Type E botulism has been confirmed as the cause of death by the Michigan Department of Natural Resources (MDNR) in bird carcasses collected from numerous locations along the Lake Michigan shoreline.
The Sept. 10 Petoskey Regional Audubon Society (PRAS) Meeting features Caroline Keson, Water Resource Specialist at Tip of the Mitt Watershed Council. She will discuss Avian Botulism and how it affects loons, scoters, grebes and gulls in the Great Lakes Waters.
Each fall, reports of dead birds in Charlevoix and Emmet Counties are phoned in to the Tip of the Mitt Watershed Council office, where staff respond and work with Michigan Sea Grant and the MDNR to track bird and fish fatalities in affected areas.

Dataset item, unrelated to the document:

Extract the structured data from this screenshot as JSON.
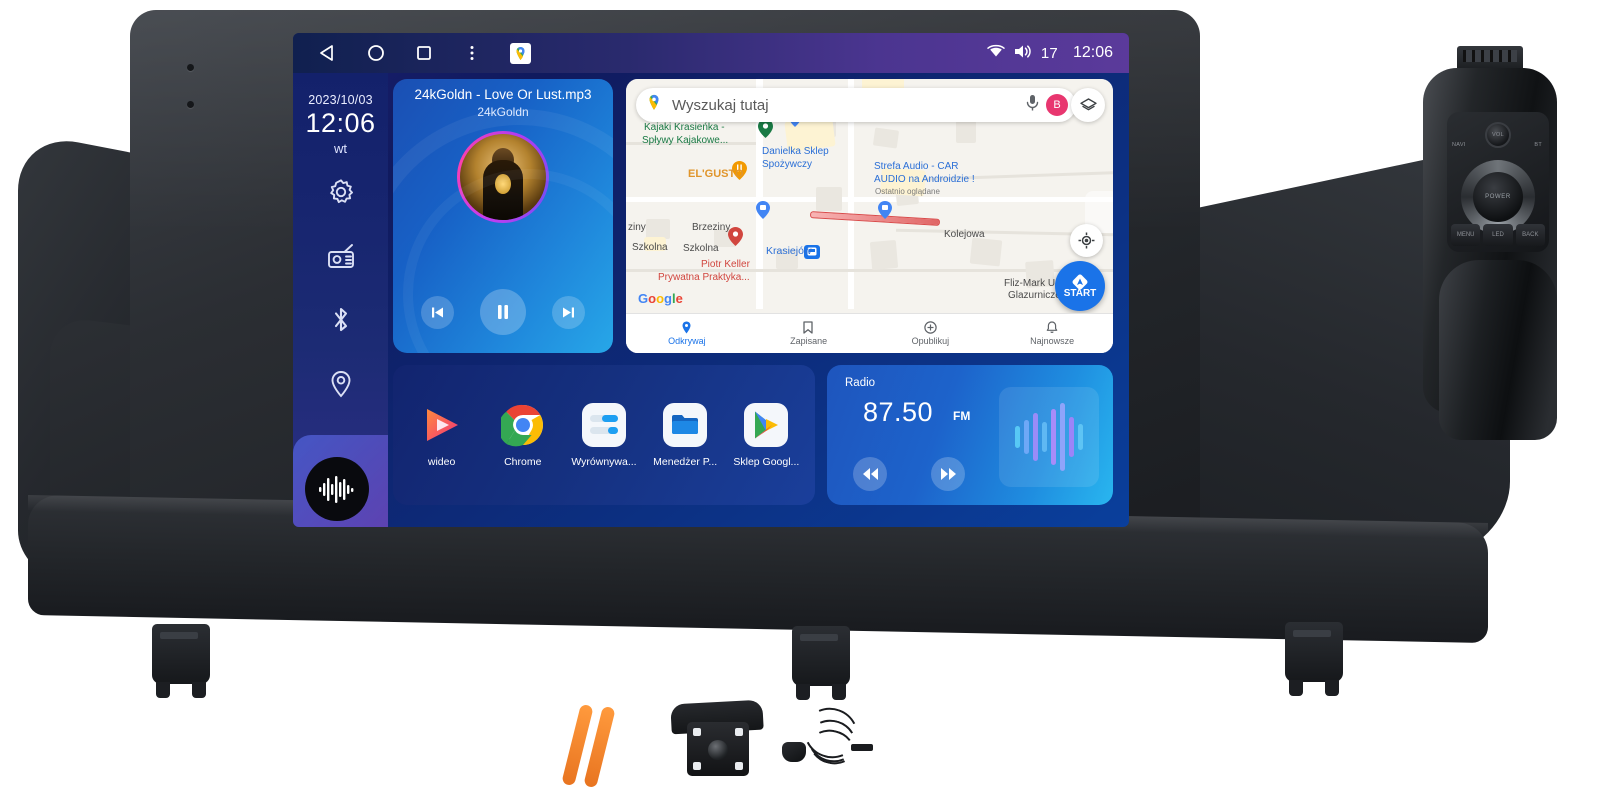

The program takes place in the conference room at Northern Lights Recreation, 8865 Harbor Petoskey Rd. (M-119), Harbor Springs. The program begins at 7pm. The program is free and open to the public.
Caroline joined Tip of the Mitt Watershed Council in 2018 as the Water Resource Specialist. Originally from Manistee, MI, she began her love of water playing in streams, ponds, and swamps at her family’s centennial farm. She earned a Bachelor of Science degree in Environmental Studies and Agriscience at Michigan State University in 2011.
After working on surface water quality for the Little Traverse Bay Bands of Odawa Indians for seven years, Caroline is ready to apply her knowledge to restoration and education at the Watershed Council. Her projects include Watershed Action Volunteer Experience (WAVE), Avian Botulism Monitoring, Phragmites Surveys, and various habitat and water quality assessments.
PRAS is a chapter of Michigan Audubon and has members from Charlevoix and Emmet Counties. PRAS is dedicated to creating a greater awareness, appreciation, and understanding of the inter-relatedness of all Michigan’s wild places and wildlife and the need for stewardship, with emphasis on our local region.